Roth, who said he had "three or four" half-pitchers of beer that night, now testified that his assailant was in his "late 40s" and had a damaged right eye. James is 44 and it's his left eye - the one that would have been closest to Roth at the bar - that doesn't open.
A hired security guard was certain James was in the bar that night; he was also "pretty sure" he was in his "late 20s, early 30s." One bartender was positive James was the man seated to Roth's right, because of "the eye." The only thing she couldn't remember was whether he had a mustache, a beard, sideburns, jewelry or tattoos.
Weaver and town of Madison Det. Bill Searls were certain that James was the man in the video. Weaver, viewing a still photo from the video in court, clearly saw that the man's left eye "looks disfigured." But he couldn't see the man's baseball cap, as did most other witnesses.
James' defense attorney, Dan Stein, noted that the man in the photo appeared to have tattoos on his forearm, which he at one point showed to Roth. But the prosecution's expert on video technology, Scott Kuntz of the Dane County Sheriff's Office, said the quality was too poor to tell if the man had tattoos or, for that matter, a deformed eye.
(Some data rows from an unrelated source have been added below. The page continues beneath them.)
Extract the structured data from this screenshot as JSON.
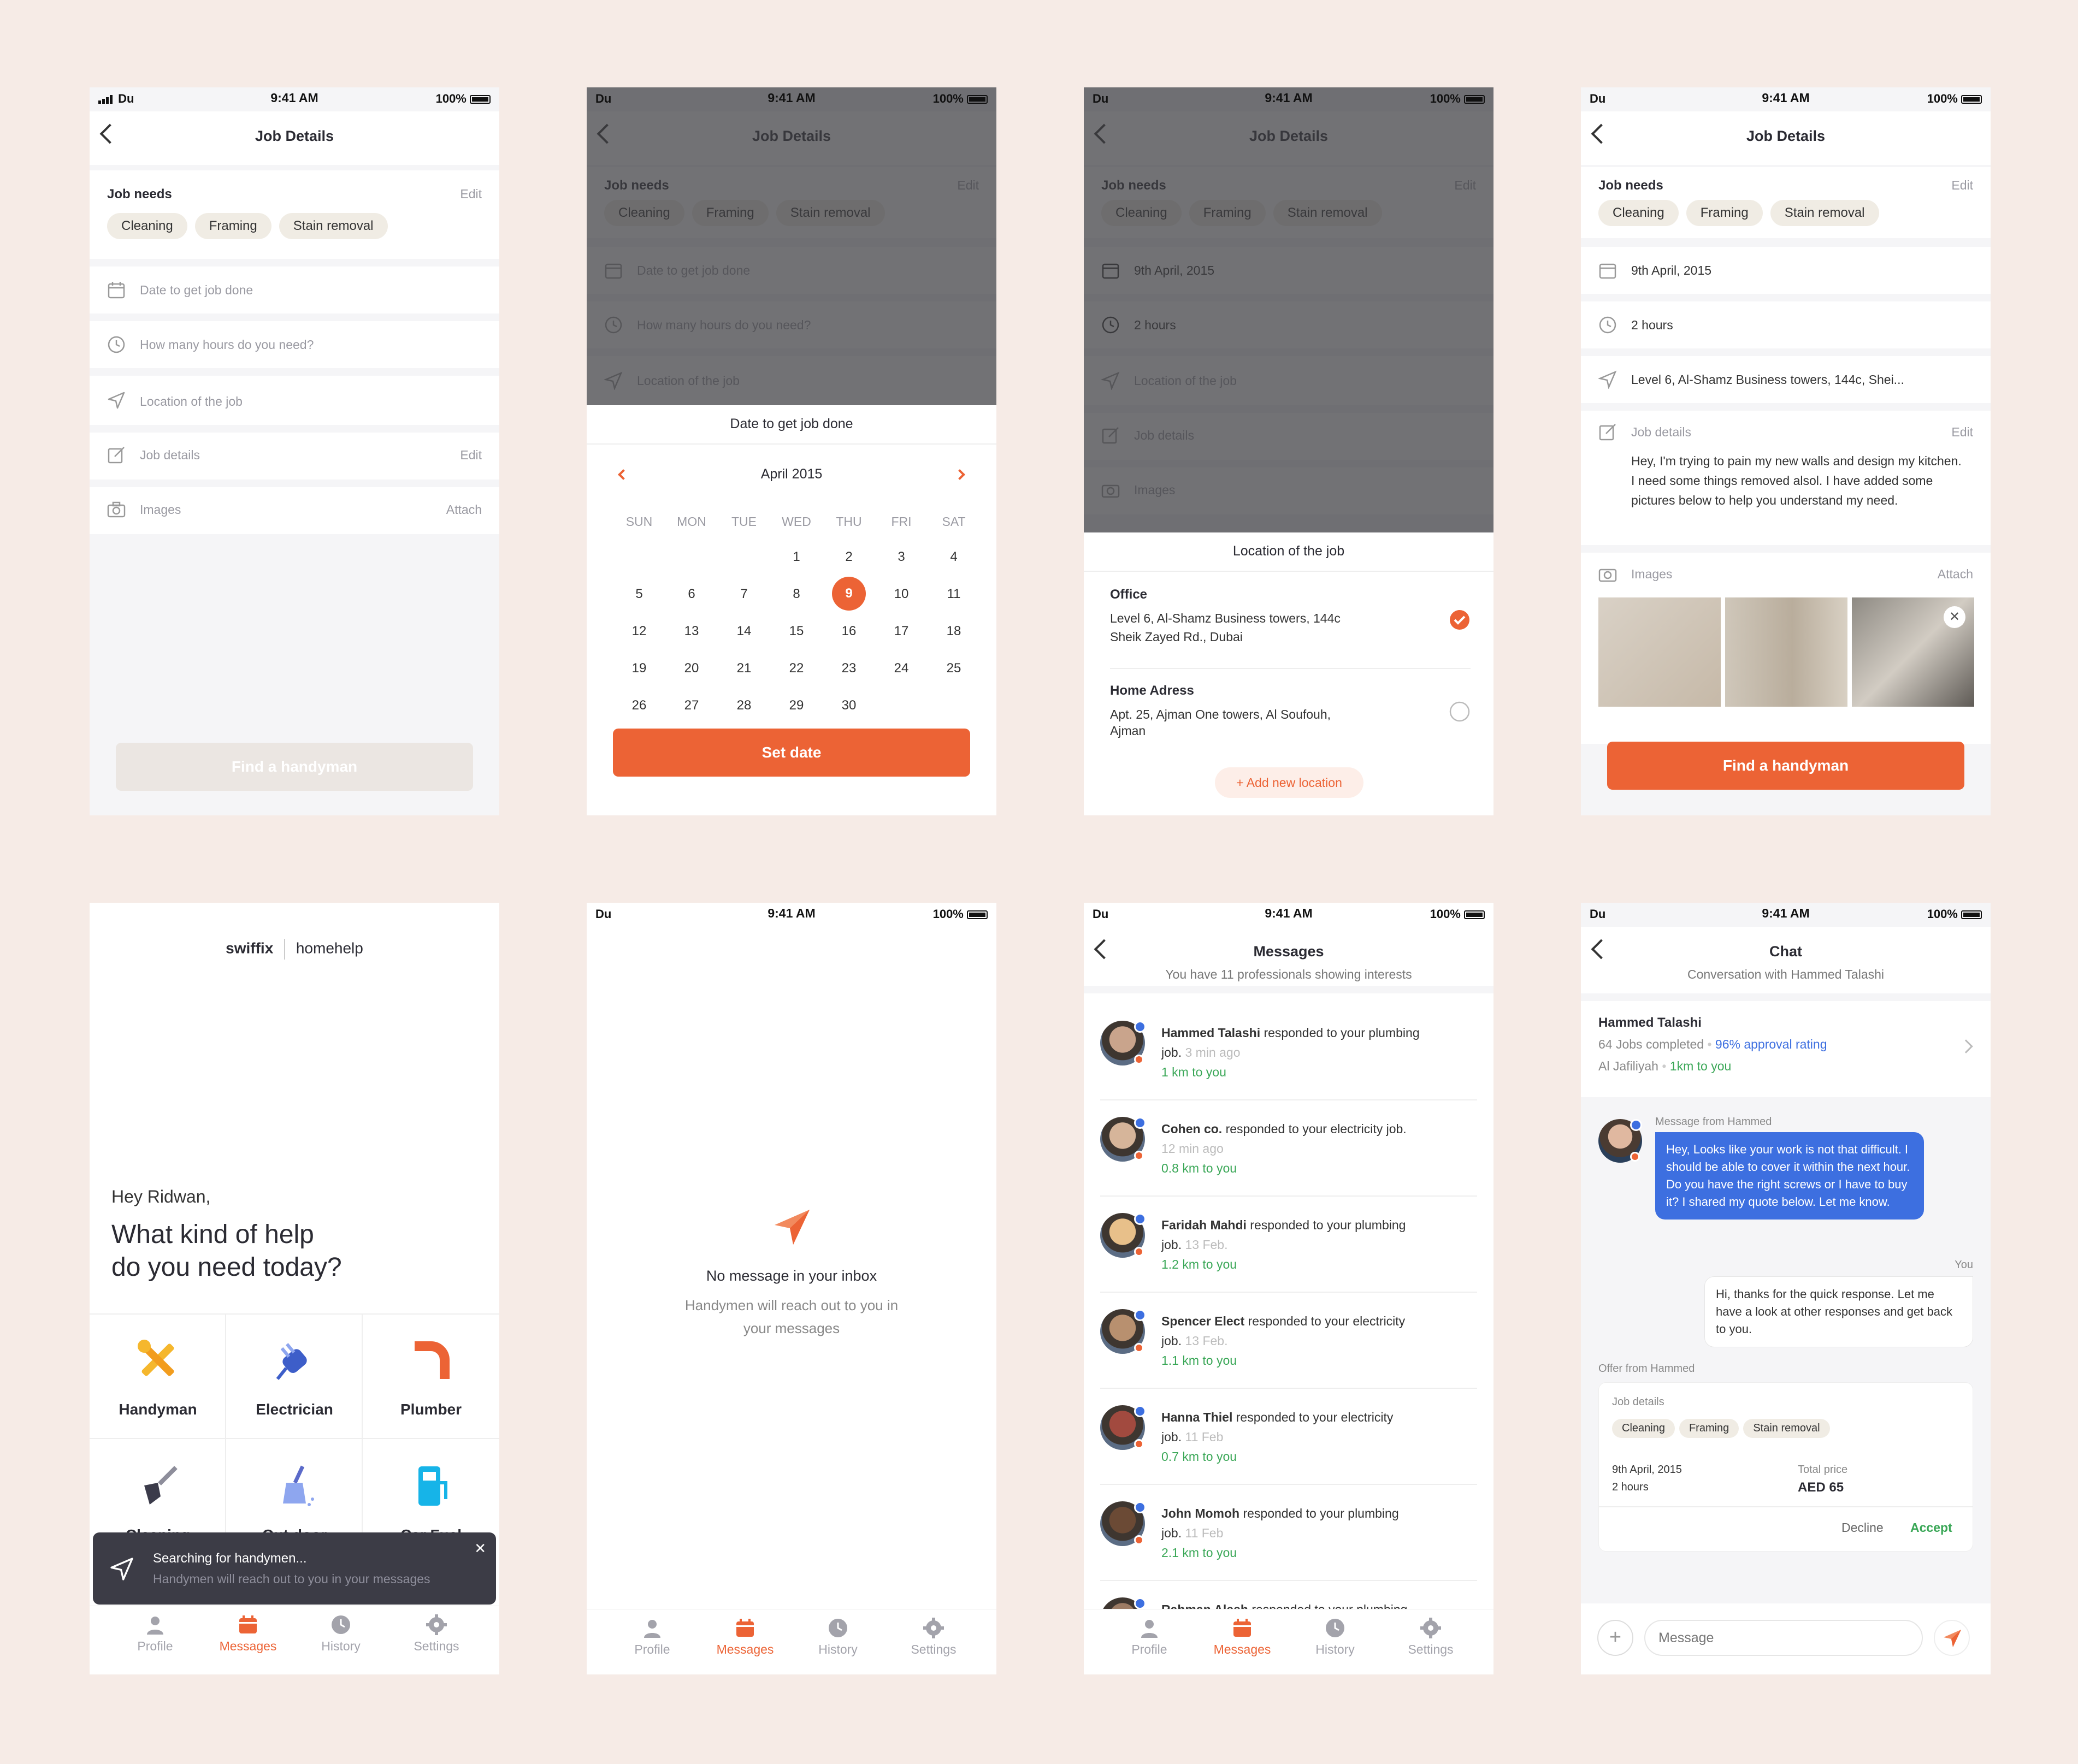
{
  "status": {
    "carrier": "Du",
    "time": "9:41 AM",
    "battery": "100%"
  },
  "job_details": {
    "title": "Job Details",
    "job_needs_label": "Job needs",
    "edit_label": "Edit",
    "chips": [
      "Cleaning",
      "Framing",
      "Stain removal"
    ],
    "date_placeholder": "Date to get job done",
    "hours_placeholder": "How many hours do you need?",
    "location_placeholder": "Location of the job",
    "details_placeholder": "Job details",
    "images_label": "Images",
    "attach_label": "Attach",
    "find_button": "Find a handyman"
  },
  "calendar": {
    "sheet_title": "Date to get job done",
    "month": "April 2015",
    "weekdays": [
      "SUN",
      "MON",
      "TUE",
      "WED",
      "THU",
      "FRI",
      "SAT"
    ],
    "weeks": [
      [
        "",
        "",
        "",
        "1",
        "2",
        "3",
        "4"
      ],
      [
        "5",
        "6",
        "7",
        "8",
        "9",
        "10",
        "11"
      ],
      [
        "12",
        "13",
        "14",
        "15",
        "16",
        "17",
        "18"
      ],
      [
        "19",
        "20",
        "21",
        "22",
        "23",
        "24",
        "25"
      ],
      [
        "26",
        "27",
        "28",
        "29",
        "30",
        "",
        ""
      ]
    ],
    "selected": "9",
    "set_button": "Set date"
  },
  "location_sheet": {
    "date_value": "9th April, 2015",
    "hours_value": "2 hours",
    "sheet_title": "Location of the job",
    "office_name": "Office",
    "office_line1": "Level 6, Al-Shamz Business towers, 144c",
    "office_line2": "Sheik Zayed Rd., Dubai",
    "home_name": "Home Adress",
    "home_line1": "Apt. 25, Ajman One towers, Al Soufouh,",
    "home_line2": "Ajman",
    "add_location": "Add new location"
  },
  "filled": {
    "location_value": "Level 6, Al-Shamz Business towers, 144c, Shei...",
    "details_text": "Hey, I'm trying to pain my new walls and design my kitchen. I need some things removed alsol. I have added some pictures below to help you understand my need."
  },
  "home": {
    "brand": "swiffix",
    "brand_sub": "homehelp",
    "greeting": "Hey Ridwan,",
    "question_line1": "What kind of help",
    "question_line2": "do you need today?",
    "services": [
      "Handyman",
      "Electrician",
      "Plumber",
      "Cleaning",
      "Out door",
      "Car Fuel"
    ],
    "toast_title": "Searching for handymen...",
    "toast_sub": "Handymen will reach out to you in your messages"
  },
  "tabs": [
    "Profile",
    "Messages",
    "History",
    "Settings"
  ],
  "empty_inbox": {
    "title": "No message in your inbox",
    "sub_line1": "Handymen will reach out to you in",
    "sub_line2": "your messages"
  },
  "messages": {
    "title": "Messages",
    "subtitle": "You have 11 professionals showing interests",
    "items": [
      {
        "name": "Hammed Talashi",
        "text": "responded to your plumbing",
        "text2": "job.",
        "time": "3 min ago",
        "dist": "1 km to you"
      },
      {
        "name": "Cohen co.",
        "text": "responded to your electricity job.",
        "text2": "",
        "time": "12 min ago",
        "dist": "0.8 km to you"
      },
      {
        "name": "Faridah Mahdi",
        "text": "responded to your plumbing",
        "text2": "job.",
        "time": "13 Feb.",
        "dist": "1.2 km to you"
      },
      {
        "name": "Spencer Elect",
        "text": "responded to your electricity",
        "text2": "job.",
        "time": "13 Feb.",
        "dist": "1.1 km to you"
      },
      {
        "name": "Hanna Thiel",
        "text": "responded to your electricity",
        "text2": "job.",
        "time": "11 Feb",
        "dist": "0.7 km to you"
      },
      {
        "name": "John Momoh",
        "text": "responded to your plumbing",
        "text2": "job.",
        "time": "11 Feb",
        "dist": "2.1 km to you"
      },
      {
        "name": "Rahman Alesh",
        "text": "responded to your plumbing",
        "text2": "",
        "time": "",
        "dist": ""
      }
    ]
  },
  "chat": {
    "title": "Chat",
    "subtitle": "Conversation with Hammed Talashi",
    "name": "Hammed Talashi",
    "jobs": "64 Jobs completed",
    "rating": "96% approval rating",
    "area": "Al Jafiliyah",
    "dist": "1km to you",
    "from_label": "Message from Hammed",
    "incoming": "Hey, Looks like your work is not that difficult. I should be able to cover it within the next hour. Do you have the right screws or I have to buy it? I shared my quote below. Let me know.",
    "you_label": "You",
    "outgoing": "Hi, thanks for the quick response. Let me have a look at other responses and get back to you.",
    "offer_label": "Offer from Hammed",
    "offer_job_label": "Job details",
    "offer_date": "9th April, 2015",
    "offer_hours": "2 hours",
    "total_label": "Total price",
    "total_value": "AED 65",
    "decline": "Decline",
    "accept": "Accept",
    "input_placeholder": "Message"
  },
  "colors": {
    "accent": "#EC6335",
    "bubble": "#3D6FE0",
    "green": "#3AA757"
  }
}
James purportedly told police, before amending his story, that he went to Pitcher's that night with his nephew. Not so, testified the nephew, who was beyond a doubt not the second man in the video. That means James' initial recollection, if rendered correctly, was wrong at least in part.
James' wife and two daughters said he was home, sleeping, when the robbery occurred. The prosecution, led by Assistant District Attorney Brian Asmus, urged the jury to discount this, saying the inconsistencies in their accounts proved they were lying - as did the things about which they were remarkably consistent. Asmus dismissed his own witnesses' inconsistencies as inconsequential.
Stein, in his closing argument, lambasted the prosecution's case, especially the eyewitness accounts. "Strangers get things wrong - all the time!" he fairly shouted. But when he tried to tell the jury that mistaken eyewitness testimony is the number-one cause of wrongful convictions in the U.S., the prosecution objected and Judge Hanrahan agreed, saying afterward this was an improper attempt to "inflame the passions" of the jury.
It's true that the defense probably should have hired an expert witness to establish the unreliability of eyewitness testimony, if it intended to make this point.
But expert witnesses cost money, which the defense was not awash in, and the interest of justice demands that this point be made, in this case and others. In fact, given what is known about this subject - see this excellent Newsweek piece it's reasonable to question why the Dane County DA's office even took this case to trial.
The jury (which included not a single African American) deliberated for about three hours before returning a verdict: not guilty. As of this Wednesday, a week later, James was still in jail, but slated for release. Of course, no one will apologize for the two months he spent there, away from his family and job.
Something truly remarkable happened during Lonell James' trial - and sadly, it wasn't that the DA's office did its best to convict a possibly innocent man. It was when Judge Hanrahan admitted he'd made a mistake in one of his rulings.
"I made a bad call," he said. "My apologies."
If only other players in the justice system had that kind of humility.
Bill Lueders (email@example.com) is news editor of Isthmus.